Let’s face it; all of us like to do things that are easy. But is it always the right thing to do?
One of the many amazing things I learned in culinary school is that a recipe can change big time with the slightest alteration. Or how about when a restaurant cook suggests ”Oh, I’ll just skip making fresh Hollandaise and use a mix. No one will notice”. I’m sure many of you enjoy good food. Would you want the real Hollandaise or the fake powered stuff? These same thought processes are used every day in every business. The event & entertainment marketing biz is no exception.
Today’s event marketers are multi-taskers. We juggle several projects at the same time and can’t wait to get one off our plate. Because of this, we tend to skip steps. These missing steps could mean nothing or could cost you lots of tickets. Here is an example that happened to me 25 years ago:
I was a very young, new promoter with The Greatest Show On Earth working on the circus in Hershey PA. In that market, we had a long track record of success with direct marketing. In other words, we sold a shit load of tickets in advance through direct mail. We also mailed out a group sales flier. I was given the idea of combining the two fliers to save time and money. Mistake number one was not asking someone (my boss) if this was a good idea. So the direct mail piece was produced and it was screwed up. The combined mailer gave everyone the group discount and didn’t read like an advance mailer.
The venue marketing department suggested I just use the mailer for the groups and they would feature our show in their own direct mail piece going out. We would be the lead event in a booklet of all their venue events. I went with that idea. This was mistake number two.
Mistake number three was still not mentioning this to my boss. I thought I had solved the problem. I’m sure you know where this is going. Our advance business was so bad that everyone in the company noticed. After I got my ass chewed for an entire day (not exaggerating), and put on “double secret probation” I was able to market my way out of the crisis and save the engagement.

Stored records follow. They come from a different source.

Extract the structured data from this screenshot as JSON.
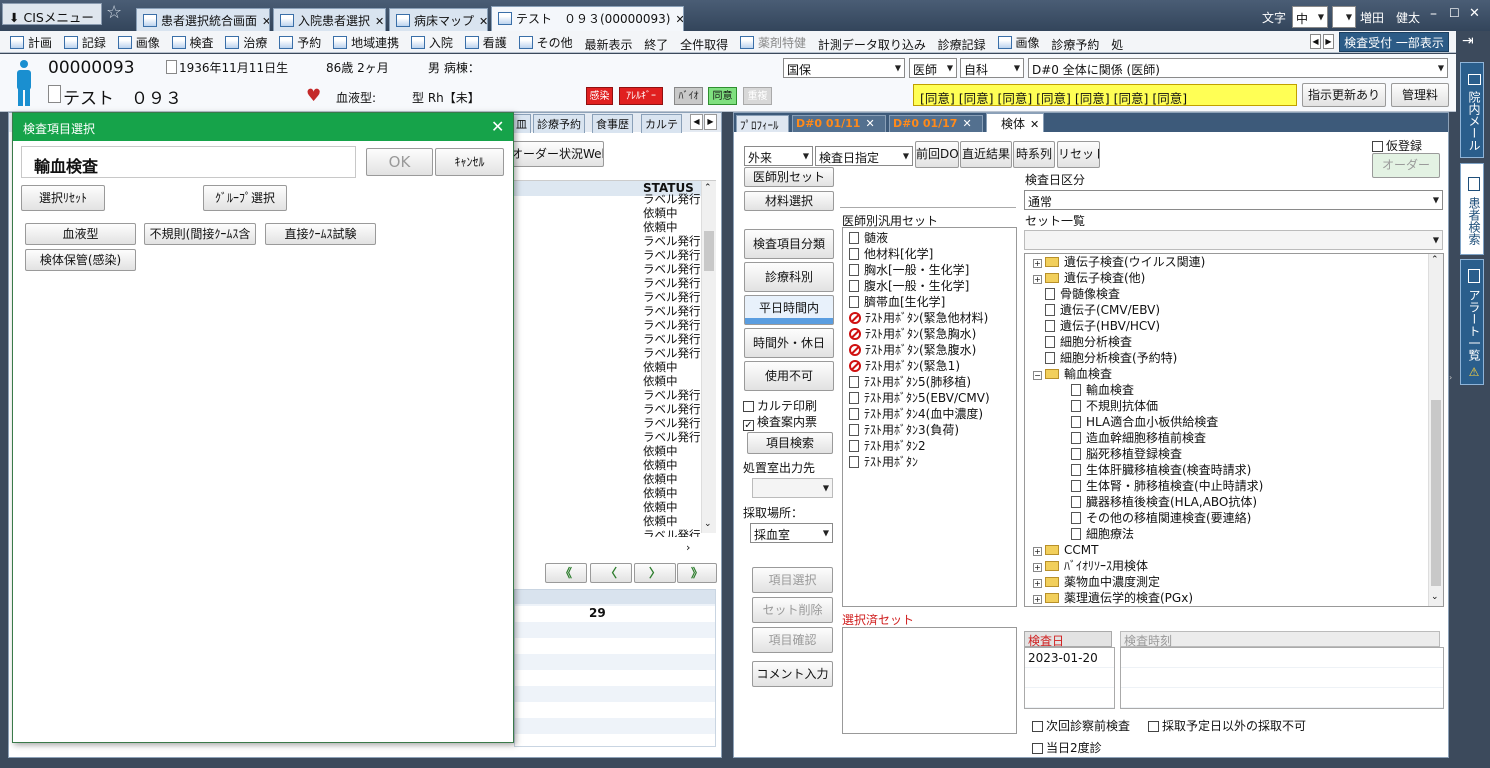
{
  "titlebar": {
    "cis_menu": "CISメニュー",
    "tabs": [
      "患者選択統合画面",
      "入院患者選択",
      "病床マップ",
      "テスト　０９３(00000093)"
    ],
    "font_label": "文字",
    "font_size": "中",
    "user": "増田　健太"
  },
  "menu": {
    "items": [
      "計画",
      "記録",
      "画像",
      "検査",
      "治療",
      "予約",
      "地域連携",
      "入院",
      "看護",
      "その他",
      "最新表示",
      "終了",
      "全件取得",
      "薬剤特健",
      "計測データ取り込み",
      "診療記録",
      "画像",
      "診療予約",
      "処"
    ],
    "right_button": "検査受付 一部表示"
  },
  "patient": {
    "id": "00000093",
    "name": "テスト　０９３",
    "dob": "1936年11月11日生",
    "age": "86歳 2ヶ月",
    "sex_ward": "男 病棟：",
    "blood_label": "血液型:",
    "blood_value": "型 Rh【未】",
    "badges": [
      "感染",
      "ｱﾚﾙｷﾞｰ",
      "ﾊﾞｲｵ",
      "同意",
      "重複"
    ],
    "insurance": "国保",
    "doctor": "医師",
    "dept": "自科",
    "diagnosis": "D#0 全体に関係 (医師)",
    "consent_bar": "[同意] [同意] [同意] [同意] [同意] [同意] [同意]",
    "instruction_btn": "指示更新あり",
    "manage_btn": "管理料"
  },
  "left_tabs": [
    "皿",
    "診療予約",
    "食事歴",
    "カルテ"
  ],
  "middle": {
    "order_btn": "オーダー状況Web",
    "status_header": "STATUS",
    "statuses": [
      "ラベル発行",
      "依頼中",
      "依頼中",
      "ラベル発行",
      "ラベル発行",
      "ラベル発行",
      "ラベル発行",
      "ラベル発行",
      "ラベル発行",
      "ラベル発行",
      "ラベル発行",
      "ラベル発行",
      "依頼中",
      "依頼中",
      "ラベル発行",
      "ラベル発行",
      "ラベル発行",
      "ラベル発行",
      "依頼中",
      "依頼中",
      "依頼中",
      "依頼中",
      "依頼中",
      "依頼中",
      "ラベル発行"
    ],
    "nav_buttons": [
      "《",
      "〈",
      "〉",
      "》"
    ],
    "count": "29"
  },
  "dialog": {
    "title": "検査項目選択",
    "field_value": "輸血検査",
    "ok": "OK",
    "cancel": "ｷｬﾝｾﾙ",
    "reset": "選択ﾘｾｯﾄ",
    "group": "ｸﾞﾙｰﾌﾟ選択",
    "items": [
      "血液型",
      "不規則(間接ｸｰﾑｽ含",
      "直接ｸｰﾑｽ試験",
      "検体保管(感染)"
    ]
  },
  "right_tabs": [
    "ﾌﾟﾛﾌｨｰﾙ",
    "D#0 01/11",
    "D#0 01/17",
    "検体"
  ],
  "right": {
    "outpatient": "外来",
    "date_mode": "検査日指定",
    "buttons_top": [
      "前回DO",
      "直近結果",
      "時系列",
      "リセット"
    ],
    "provisional": "仮登録",
    "order_btn": "オーダー",
    "doctor_set": "医師別セット",
    "material_sel": "材料選択",
    "category_btns": [
      "検査項目分類",
      "診療科別",
      "平日時間内",
      "時間外・休日",
      "使用不可"
    ],
    "chart_print": "カルテ印刷",
    "guide_ticket": "検査案内票",
    "item_search": "項目検索",
    "treatment_out": "処置室出力先",
    "collection_label": "採取場所：",
    "collection_value": "採血室",
    "action_btns": [
      "項目選択",
      "セット削除",
      "項目確認",
      "コメント入力"
    ],
    "general_set_label": "医師別汎用セット",
    "general_sets": [
      {
        "icon": "doc",
        "label": "髄液"
      },
      {
        "icon": "doc",
        "label": "他材料[化学]"
      },
      {
        "icon": "doc",
        "label": "胸水[一般・生化学]"
      },
      {
        "icon": "doc",
        "label": "腹水[一般・生化学]"
      },
      {
        "icon": "doc",
        "label": "臍帯血[生化学]"
      },
      {
        "icon": "no",
        "label": "ﾃｽﾄ用ﾎﾞﾀﾝ(緊急他材料)"
      },
      {
        "icon": "no",
        "label": "ﾃｽﾄ用ﾎﾞﾀﾝ(緊急胸水)"
      },
      {
        "icon": "no",
        "label": "ﾃｽﾄ用ﾎﾞﾀﾝ(緊急腹水)"
      },
      {
        "icon": "no",
        "label": "ﾃｽﾄ用ﾎﾞﾀﾝ(緊急1)"
      },
      {
        "icon": "doc",
        "label": "ﾃｽﾄ用ﾎﾞﾀﾝ5(肺移植)"
      },
      {
        "icon": "doc",
        "label": "ﾃｽﾄ用ﾎﾞﾀﾝ5(EBV/CMV)"
      },
      {
        "icon": "doc",
        "label": "ﾃｽﾄ用ﾎﾞﾀﾝ4(血中濃度)"
      },
      {
        "icon": "doc",
        "label": "ﾃｽﾄ用ﾎﾞﾀﾝ3(負荷)"
      },
      {
        "icon": "doc",
        "label": "ﾃｽﾄ用ﾎﾞﾀﾝ2"
      },
      {
        "icon": "doc",
        "label": "ﾃｽﾄ用ﾎﾞﾀﾝ"
      }
    ],
    "selected_set_label": "選択済セット",
    "exam_day_label": "検査日区分",
    "exam_day_value": "通常",
    "set_list_label": "セット一覧",
    "tree": [
      {
        "lvl": 0,
        "type": "folder",
        "exp": "+",
        "label": "遺伝子検査(ウイルス関連)"
      },
      {
        "lvl": 0,
        "type": "folder",
        "exp": "+",
        "label": "遺伝子検査(他)"
      },
      {
        "lvl": 0,
        "type": "doc",
        "exp": "",
        "label": "骨髄像検査"
      },
      {
        "lvl": 0,
        "type": "doc",
        "exp": "",
        "label": "遺伝子(CMV/EBV)"
      },
      {
        "lvl": 0,
        "type": "doc",
        "exp": "",
        "label": "遺伝子(HBV/HCV)"
      },
      {
        "lvl": 0,
        "type": "doc",
        "exp": "",
        "label": "細胞分析検査"
      },
      {
        "lvl": 0,
        "type": "doc",
        "exp": "",
        "label": "細胞分析検査(予約特)"
      },
      {
        "lvl": 0,
        "type": "folder",
        "exp": "-",
        "label": "輸血検査"
      },
      {
        "lvl": 1,
        "type": "doc",
        "exp": "",
        "label": "輸血検査"
      },
      {
        "lvl": 1,
        "type": "doc",
        "exp": "",
        "label": "不規則抗体価"
      },
      {
        "lvl": 1,
        "type": "doc",
        "exp": "",
        "label": "HLA適合血小板供給検査"
      },
      {
        "lvl": 1,
        "type": "doc",
        "exp": "",
        "label": "造血幹細胞移植前検査"
      },
      {
        "lvl": 1,
        "type": "doc",
        "exp": "",
        "label": "脳死移植登録検査"
      },
      {
        "lvl": 1,
        "type": "doc",
        "exp": "",
        "label": "生体肝臓移植検査(検査時請求)"
      },
      {
        "lvl": 1,
        "type": "doc",
        "exp": "",
        "label": "生体腎・肺移植検査(中止時請求)"
      },
      {
        "lvl": 1,
        "type": "doc",
        "exp": "",
        "label": "臓器移植後検査(HLA,ABO抗体)"
      },
      {
        "lvl": 1,
        "type": "doc",
        "exp": "",
        "label": "その他の移植関連検査(要連絡)"
      },
      {
        "lvl": 1,
        "type": "doc",
        "exp": "",
        "label": "細胞療法"
      },
      {
        "lvl": 0,
        "type": "folder",
        "exp": "+",
        "label": "CCMT"
      },
      {
        "lvl": 0,
        "type": "folder",
        "exp": "+",
        "label": "ﾊﾞｲｵﾘｿｰｽ用検体"
      },
      {
        "lvl": 0,
        "type": "folder",
        "exp": "+",
        "label": "薬物血中濃度測定"
      },
      {
        "lvl": 0,
        "type": "folder",
        "exp": "+",
        "label": "薬理遺伝学的検査(PGx)"
      }
    ],
    "exam_date_label": "検査日",
    "exam_date_value": "2023-01-20",
    "exam_time_label": "検査時刻",
    "next_visit": "次回診察前検査",
    "no_other_day": "採取予定日以外の採取不可",
    "same_day": "当日2度診"
  },
  "side": [
    "院内メール",
    "患者検索",
    "アラート一覧"
  ]
}
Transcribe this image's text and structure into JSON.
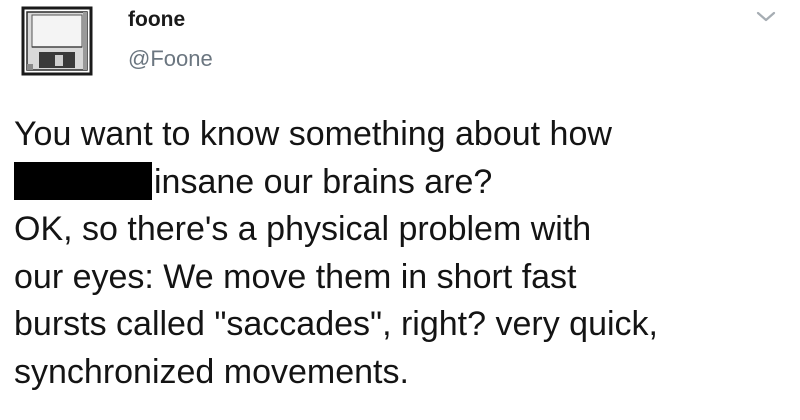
{
  "tweet": {
    "author": {
      "name": "foone",
      "handle": "@Foone",
      "avatar_icon": "floppy-disk-icon"
    },
    "menu_icon": "chevron-down-icon",
    "text_lines": [
      "You want to know something about how",
      "insane our brains are?",
      "OK, so there's a physical problem with",
      "our eyes: We move them in short fast",
      "bursts called \"saccades\", right? very quick,",
      "synchronized movements."
    ],
    "redacted_word": true
  },
  "colors": {
    "background": "#ffffff",
    "text": "#141414",
    "handle": "#6b7680",
    "redaction": "#000000"
  }
}
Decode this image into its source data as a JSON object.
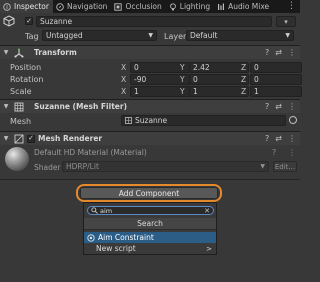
{
  "tabs": [
    {
      "label": "Inspector",
      "icon": "info-icon",
      "active": true
    },
    {
      "label": "Navigation",
      "icon": "compass-icon",
      "active": false
    },
    {
      "label": "Occlusion",
      "icon": "occlusion-icon",
      "active": false
    },
    {
      "label": "Lighting",
      "icon": "bulb-icon",
      "active": false
    },
    {
      "label": "Audio Mixe",
      "icon": "audio-mixer-icon",
      "active": false
    }
  ],
  "tab_more": "⋮",
  "object": {
    "name": "Suzanne",
    "active": true,
    "static_arrow": "▾",
    "tag_label": "Tag",
    "tag_value": "Untagged",
    "layer_label": "Layer",
    "layer_value": "Default"
  },
  "transform": {
    "title": "Transform",
    "position_label": "Position",
    "rotation_label": "Rotation",
    "scale_label": "Scale",
    "axis_x": "X",
    "axis_y": "Y",
    "axis_z": "Z",
    "position": {
      "x": "0",
      "y": "2.42",
      "z": "0"
    },
    "rotation": {
      "x": "-90",
      "y": "0",
      "z": "0"
    },
    "scale": {
      "x": "1",
      "y": "1",
      "z": "1"
    }
  },
  "mesh_filter": {
    "title": "Suzanne (Mesh Filter)",
    "mesh_label": "Mesh",
    "mesh_value": "Suzanne"
  },
  "mesh_renderer": {
    "title": "Mesh Renderer",
    "enabled": true
  },
  "material": {
    "name": "Default HD Material (Material)",
    "shader_label": "Shader",
    "shader_value": "HDRP/Lit",
    "edit_label": "Edit..."
  },
  "header_icons": {
    "help": "?",
    "preset": "⇄",
    "menu": "⋮"
  },
  "add_component": {
    "label": "Add Component"
  },
  "popup": {
    "search_value": "aim",
    "title": "Search",
    "items": [
      {
        "label": "Aim Constraint",
        "selected": true
      },
      {
        "label": "New script",
        "selected": false
      }
    ]
  },
  "colors": {
    "accent_highlight": "#e58a2c",
    "selection": "#2c5d87",
    "panel": "#383838"
  }
}
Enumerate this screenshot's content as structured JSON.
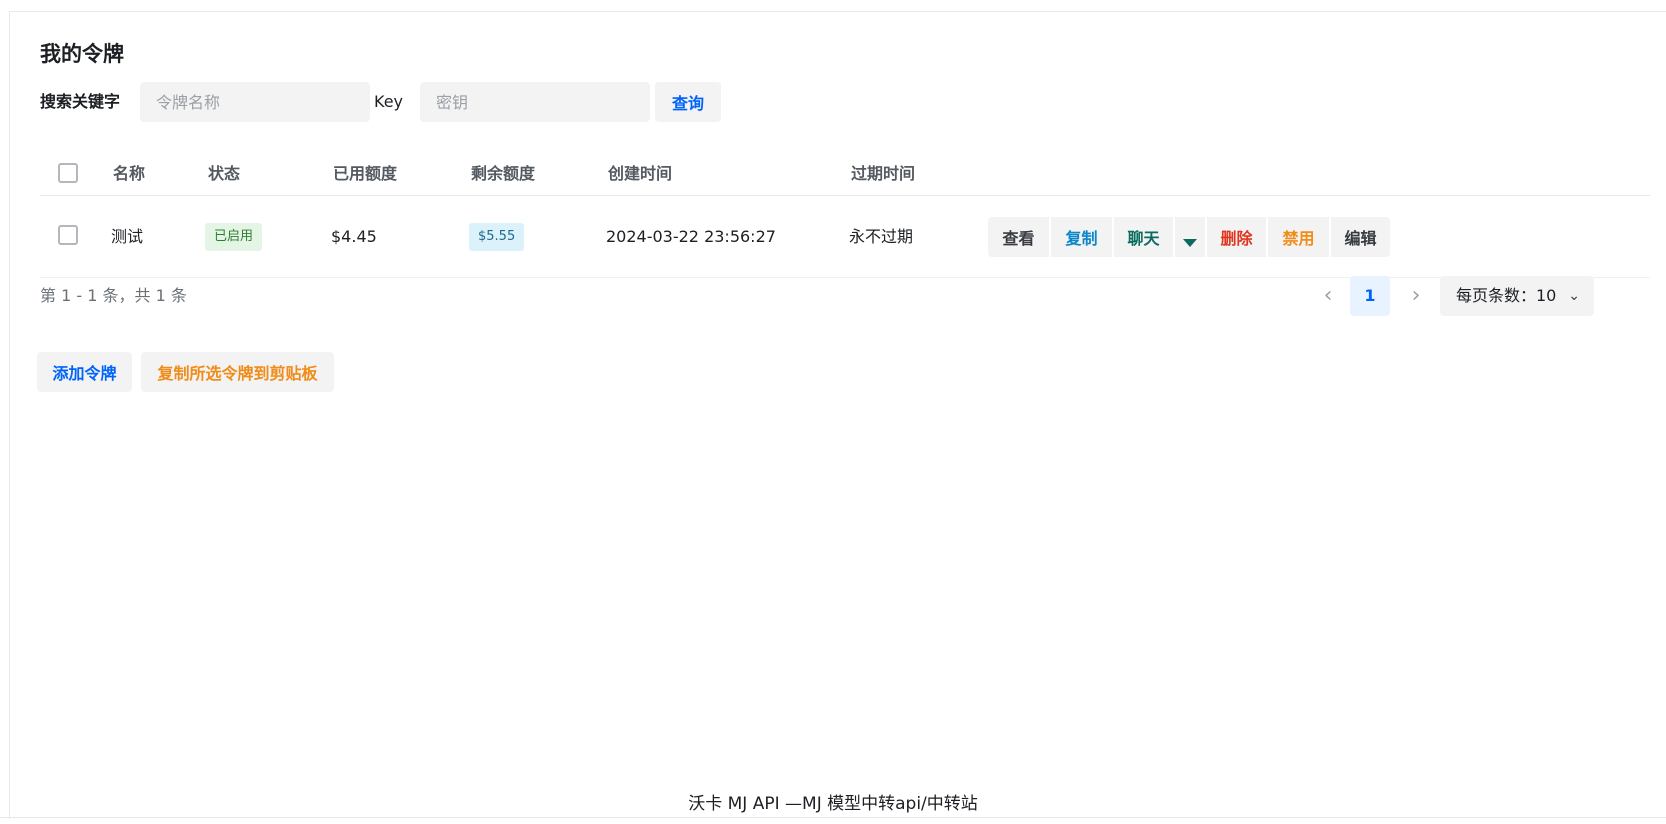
{
  "page": {
    "title": "我的令牌"
  },
  "search": {
    "keyword_label": "搜索关键字",
    "name_placeholder": "令牌名称",
    "key_label": "Key",
    "key_placeholder": "密钥",
    "query_button": "查询"
  },
  "table": {
    "columns": [
      "名称",
      "状态",
      "已用额度",
      "剩余额度",
      "创建时间",
      "过期时间"
    ],
    "rows": [
      {
        "name": "测试",
        "status": "已启用",
        "used": "$4.45",
        "remaining": "$5.55",
        "created": "2024-03-22 23:56:27",
        "expires": "永不过期",
        "actions": {
          "view": "查看",
          "copy": "复制",
          "chat": "聊天",
          "delete": "删除",
          "disable": "禁用",
          "edit": "编辑"
        }
      }
    ]
  },
  "pagination": {
    "info": "第 1 - 1 条，共 1 条",
    "current_page": "1",
    "page_size_label": "每页条数：10"
  },
  "buttons": {
    "add_token": "添加令牌",
    "copy_selected": "复制所选令牌到剪贴板"
  },
  "footer": {
    "text": "沃卡 MJ API —MJ 模型中转api/中转站"
  },
  "colors": {
    "primary": "#0064fa",
    "copy": "#0b86c8",
    "chat": "#0b6b5f",
    "delete": "#e0351f",
    "disable": "#f08c18",
    "status_enabled_bg": "#e4f5e6",
    "remaining_bg": "#dcf2fb"
  },
  "icons": {
    "prev": "chevron-left-icon",
    "next": "chevron-right-icon",
    "page_size_dropdown": "chevron-down-icon",
    "actions_dropdown": "caret-down-icon"
  }
}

Think about it for a second the next time you want to take the easy way out too.